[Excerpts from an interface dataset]
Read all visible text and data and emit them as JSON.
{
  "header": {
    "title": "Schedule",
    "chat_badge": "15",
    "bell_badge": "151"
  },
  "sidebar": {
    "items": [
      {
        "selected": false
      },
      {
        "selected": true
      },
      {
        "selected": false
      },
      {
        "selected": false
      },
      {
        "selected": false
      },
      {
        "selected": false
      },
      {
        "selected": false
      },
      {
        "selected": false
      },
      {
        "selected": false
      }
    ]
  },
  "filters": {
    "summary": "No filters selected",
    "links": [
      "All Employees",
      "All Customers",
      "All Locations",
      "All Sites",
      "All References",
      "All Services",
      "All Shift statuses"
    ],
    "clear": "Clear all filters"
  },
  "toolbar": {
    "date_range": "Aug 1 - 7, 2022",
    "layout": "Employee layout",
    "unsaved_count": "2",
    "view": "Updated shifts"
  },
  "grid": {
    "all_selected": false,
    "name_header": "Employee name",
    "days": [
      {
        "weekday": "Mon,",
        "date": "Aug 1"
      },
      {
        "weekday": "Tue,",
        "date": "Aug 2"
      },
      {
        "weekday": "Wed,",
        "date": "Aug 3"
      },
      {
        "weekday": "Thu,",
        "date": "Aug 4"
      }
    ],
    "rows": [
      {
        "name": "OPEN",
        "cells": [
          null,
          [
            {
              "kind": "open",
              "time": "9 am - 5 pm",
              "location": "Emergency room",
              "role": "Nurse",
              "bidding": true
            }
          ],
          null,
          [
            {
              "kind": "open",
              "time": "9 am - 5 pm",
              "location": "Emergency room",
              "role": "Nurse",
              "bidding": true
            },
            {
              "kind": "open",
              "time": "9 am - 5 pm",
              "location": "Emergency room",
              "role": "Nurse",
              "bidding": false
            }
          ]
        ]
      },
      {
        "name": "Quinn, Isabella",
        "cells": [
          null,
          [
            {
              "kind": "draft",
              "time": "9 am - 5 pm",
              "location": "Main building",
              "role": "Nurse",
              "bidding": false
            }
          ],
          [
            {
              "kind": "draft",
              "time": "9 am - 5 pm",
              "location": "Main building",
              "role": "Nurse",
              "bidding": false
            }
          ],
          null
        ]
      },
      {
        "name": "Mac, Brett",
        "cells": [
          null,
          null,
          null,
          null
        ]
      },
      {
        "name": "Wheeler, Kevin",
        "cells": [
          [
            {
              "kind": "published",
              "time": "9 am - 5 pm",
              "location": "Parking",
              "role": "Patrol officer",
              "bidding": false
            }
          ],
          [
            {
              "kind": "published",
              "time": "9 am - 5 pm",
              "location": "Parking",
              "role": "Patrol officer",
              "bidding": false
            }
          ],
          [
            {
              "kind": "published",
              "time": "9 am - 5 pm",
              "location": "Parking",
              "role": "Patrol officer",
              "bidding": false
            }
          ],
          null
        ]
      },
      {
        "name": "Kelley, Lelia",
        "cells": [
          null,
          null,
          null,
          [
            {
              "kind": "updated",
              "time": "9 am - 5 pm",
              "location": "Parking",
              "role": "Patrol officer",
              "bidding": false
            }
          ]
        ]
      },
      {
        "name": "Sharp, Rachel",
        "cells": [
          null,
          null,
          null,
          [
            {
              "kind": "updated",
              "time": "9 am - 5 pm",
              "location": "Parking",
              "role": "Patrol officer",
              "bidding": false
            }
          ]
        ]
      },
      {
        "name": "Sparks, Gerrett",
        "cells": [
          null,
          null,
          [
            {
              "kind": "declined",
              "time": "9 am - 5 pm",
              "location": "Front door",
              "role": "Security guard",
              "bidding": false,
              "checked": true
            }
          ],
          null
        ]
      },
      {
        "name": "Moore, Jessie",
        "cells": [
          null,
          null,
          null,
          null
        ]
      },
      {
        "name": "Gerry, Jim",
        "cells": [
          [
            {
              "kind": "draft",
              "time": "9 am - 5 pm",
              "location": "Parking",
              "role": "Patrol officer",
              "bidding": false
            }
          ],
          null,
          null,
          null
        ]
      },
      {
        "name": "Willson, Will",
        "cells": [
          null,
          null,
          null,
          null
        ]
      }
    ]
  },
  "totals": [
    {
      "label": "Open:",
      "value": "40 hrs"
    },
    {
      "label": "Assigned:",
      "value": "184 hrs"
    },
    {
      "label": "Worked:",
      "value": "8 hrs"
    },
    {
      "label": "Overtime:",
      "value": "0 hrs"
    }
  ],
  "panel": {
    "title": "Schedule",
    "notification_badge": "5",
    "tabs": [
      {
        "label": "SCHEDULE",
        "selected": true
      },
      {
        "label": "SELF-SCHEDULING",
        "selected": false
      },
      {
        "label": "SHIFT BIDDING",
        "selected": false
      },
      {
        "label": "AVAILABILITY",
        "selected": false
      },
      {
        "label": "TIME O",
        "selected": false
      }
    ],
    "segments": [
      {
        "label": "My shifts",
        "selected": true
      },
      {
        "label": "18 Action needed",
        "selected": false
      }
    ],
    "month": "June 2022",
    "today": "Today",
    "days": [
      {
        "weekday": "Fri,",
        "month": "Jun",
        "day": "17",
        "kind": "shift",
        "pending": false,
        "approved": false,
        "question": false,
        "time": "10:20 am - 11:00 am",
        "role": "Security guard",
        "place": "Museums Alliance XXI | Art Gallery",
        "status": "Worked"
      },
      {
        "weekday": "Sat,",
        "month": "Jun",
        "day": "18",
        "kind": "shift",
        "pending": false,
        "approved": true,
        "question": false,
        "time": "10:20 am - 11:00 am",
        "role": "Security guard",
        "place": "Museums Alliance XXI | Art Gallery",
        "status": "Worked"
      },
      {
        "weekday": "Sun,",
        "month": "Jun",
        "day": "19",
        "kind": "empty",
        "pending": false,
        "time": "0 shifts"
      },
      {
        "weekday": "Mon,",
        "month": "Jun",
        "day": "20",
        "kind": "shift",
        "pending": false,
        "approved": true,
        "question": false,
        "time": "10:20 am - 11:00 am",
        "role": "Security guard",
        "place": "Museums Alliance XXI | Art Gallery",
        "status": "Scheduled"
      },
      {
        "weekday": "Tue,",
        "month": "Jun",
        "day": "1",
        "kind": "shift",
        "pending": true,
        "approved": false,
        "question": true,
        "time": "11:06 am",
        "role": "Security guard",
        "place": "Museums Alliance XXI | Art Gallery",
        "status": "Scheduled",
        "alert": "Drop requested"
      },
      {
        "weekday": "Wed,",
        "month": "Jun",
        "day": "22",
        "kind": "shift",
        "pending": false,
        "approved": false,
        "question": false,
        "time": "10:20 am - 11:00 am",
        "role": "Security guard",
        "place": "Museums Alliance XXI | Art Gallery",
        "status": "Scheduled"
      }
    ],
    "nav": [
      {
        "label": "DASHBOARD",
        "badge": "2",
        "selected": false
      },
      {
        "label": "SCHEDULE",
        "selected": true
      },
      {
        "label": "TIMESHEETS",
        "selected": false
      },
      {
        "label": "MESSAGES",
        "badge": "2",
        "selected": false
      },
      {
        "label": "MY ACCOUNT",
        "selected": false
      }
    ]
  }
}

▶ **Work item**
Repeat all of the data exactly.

▶ **Finished task**
Read all visible text and data and emit them as JSON.
{
  "header": {
    "title": "Schedule",
    "chat_badge": "15",
    "bell_badge": "151"
  },
  "sidebar": {
    "items": [
      {
        "selected": false
      },
      {
        "selected": true
      },
      {
        "selected": false
      },
      {
        "selected": false
      },
      {
        "selected": false
      },
      {
        "selected": false
      },
      {
        "selected": false
      },
      {
        "selected": false
      },
      {
        "selected": false
      }
    ]
  },
  "filters": {
    "summary": "No filters selected",
    "links": [
      "All Employees",
      "All Customers",
      "All Locations",
      "All Sites",
      "All References",
      "All Services",
      "All Shift statuses"
    ],
    "clear": "Clear all filters"
  },
  "toolbar": {
    "date_range": "Aug 1 - 7, 2022",
    "layout": "Employee layout",
    "unsaved_count": "2",
    "view": "Updated shifts"
  },
  "grid": {
    "all_selected": false,
    "name_header": "Employee name",
    "days": [
      {
        "weekday": "Mon,",
        "date": "Aug 1"
      },
      {
        "weekday": "Tue,",
        "date": "Aug 2"
      },
      {
        "weekday": "Wed,",
        "date": "Aug 3"
      },
      {
        "weekday": "Thu,",
        "date": "Aug 4"
      }
    ],
    "rows": [
      {
        "name": "OPEN",
        "cells": [
          null,
          [
            {
              "kind": "open",
              "time": "9 am - 5 pm",
              "location": "Emergency room",
              "role": "Nurse",
              "bidding": true
            }
          ],
          null,
          [
            {
              "kind": "open",
              "time": "9 am - 5 pm",
              "location": "Emergency room",
              "role": "Nurse",
              "bidding": true
            },
            {
              "kind": "open",
              "time": "9 am - 5 pm",
              "location": "Emergency room",
              "role": "Nurse",
              "bidding": false
            }
          ]
        ]
      },
      {
        "name": "Quinn, Isabella",
        "cells": [
          null,
          [
            {
              "kind": "draft",
              "time": "9 am - 5 pm",
              "location": "Main building",
              "role": "Nurse",
              "bidding": false
            }
          ],
          [
            {
              "kind": "draft",
              "time": "9 am - 5 pm",
              "location": "Main building",
              "role": "Nurse",
              "bidding": false
            }
          ],
          null
        ]
      },
      {
        "name": "Mac, Brett",
        "cells": [
          null,
          null,
          null,
          null
        ]
      },
      {
        "name": "Wheeler, Kevin",
        "cells": [
          [
            {
              "kind": "published",
              "time": "9 am - 5 pm",
              "location": "Parking",
              "role": "Patrol officer",
              "bidding": false
            }
          ],
          [
            {
              "kind": "published",
              "time": "9 am - 5 pm",
              "location": "Parking",
              "role": "Patrol officer",
              "bidding": false
            }
          ],
          [
            {
              "kind": "published",
              "time": "9 am - 5 pm",
              "location": "Parking",
              "role": "Patrol officer",
              "bidding": false
            }
          ],
          null
        ]
      },
      {
        "name": "Kelley, Lelia",
        "cells": [
          null,
          null,
          null,
          [
            {
              "kind": "updated",
              "time": "9 am - 5 pm",
              "location": "Parking",
              "role": "Patrol officer",
              "bidding": false
            }
          ]
        ]
      },
      {
        "name": "Sharp, Rachel",
        "cells": [
          null,
          null,
          null,
          [
            {
              "kind": "updated",
              "time": "9 am - 5 pm",
              "location": "Parking",
              "role": "Patrol officer",
              "bidding": false
            }
          ]
        ]
      },
      {
        "name": "Sparks, Gerrett",
        "cells": [
          null,
          null,
          [
            {
              "kind": "declined",
              "time": "9 am - 5 pm",
              "location": "Front door",
              "role": "Security guard",
              "bidding": false,
              "checked": true
            }
          ],
          null
        ]
      },
      {
        "name": "Moore, Jessie",
        "cells": [
          null,
          null,
          null,
          null
        ]
      },
      {
        "name": "Gerry, Jim",
        "cells": [
          [
            {
              "kind": "draft",
              "time": "9 am - 5 pm",
              "location": "Parking",
              "role": "Patrol officer",
              "bidding": false
            }
          ],
          null,
          null,
          null
        ]
      },
      {
        "name": "Willson, Will",
        "cells": [
          null,
          null,
          null,
          null
        ]
      }
    ]
  },
  "totals": [
    {
      "label": "Open:",
      "value": "40 hrs"
    },
    {
      "label": "Assigned:",
      "value": "184 hrs"
    },
    {
      "label": "Worked:",
      "value": "8 hrs"
    },
    {
      "label": "Overtime:",
      "value": "0 hrs"
    }
  ],
  "panel": {
    "title": "Schedule",
    "notification_badge": "5",
    "tabs": [
      {
        "label": "SCHEDULE",
        "selected": true
      },
      {
        "label": "SELF-SCHEDULING",
        "selected": false
      },
      {
        "label": "SHIFT BIDDING",
        "selected": false
      },
      {
        "label": "AVAILABILITY",
        "selected": false
      },
      {
        "label": "TIME O",
        "selected": false
      }
    ],
    "segments": [
      {
        "label": "My shifts",
        "selected": true
      },
      {
        "label": "18 Action needed",
        "selected": false
      }
    ],
    "month": "June 2022",
    "today": "Today",
    "days": [
      {
        "weekday": "Fri,",
        "month": "Jun",
        "day": "17",
        "kind": "shift",
        "pending": false,
        "approved": false,
        "question": false,
        "time": "10:20 am - 11:00 am",
        "role": "Security guard",
        "place": "Museums Alliance XXI | Art Gallery",
        "status": "Worked"
      },
      {
        "weekday": "Sat,",
        "month": "Jun",
        "day": "18",
        "kind": "shift",
        "pending": false,
        "approved": true,
        "question": false,
        "time": "10:20 am - 11:00 am",
        "role": "Security guard",
        "place": "Museums Alliance XXI | Art Gallery",
        "status": "Worked"
      },
      {
        "weekday": "Sun,",
        "month": "Jun",
        "day": "19",
        "kind": "empty",
        "pending": false,
        "time": "0 shifts"
      },
      {
        "weekday": "Mon,",
        "month": "Jun",
        "day": "20",
        "kind": "shift",
        "pending": false,
        "approved": true,
        "question": false,
        "time": "10:20 am - 11:00 am",
        "role": "Security guard",
        "place": "Museums Alliance XXI | Art Gallery",
        "status": "Scheduled"
      },
      {
        "weekday": "Tue,",
        "month": "Jun",
        "day": "1",
        "kind": "shift",
        "pending": true,
        "approved": false,
        "question": true,
        "time": "11:06 am",
        "role": "Security guard",
        "place": "Museums Alliance XXI | Art Gallery",
        "status": "Scheduled",
        "alert": "Drop requested"
      },
      {
        "weekday": "Wed,",
        "month": "Jun",
        "day": "22",
        "kind": "shift",
        "pending": false,
        "approved": false,
        "question": false,
        "time": "10:20 am - 11:00 am",
        "role": "Security guard",
        "place": "Museums Alliance XXI | Art Gallery",
        "status": "Scheduled"
      }
    ],
    "nav": [
      {
        "label": "DASHBOARD",
        "badge": "2",
        "selected": false
      },
      {
        "label": "SCHEDULE",
        "selected": true
      },
      {
        "label": "TIMESHEETS",
        "selected": false
      },
      {
        "label": "MESSAGES",
        "badge": "2",
        "selected": false
      },
      {
        "label": "MY ACCOUNT",
        "selected": false
      }
    ]
  }
}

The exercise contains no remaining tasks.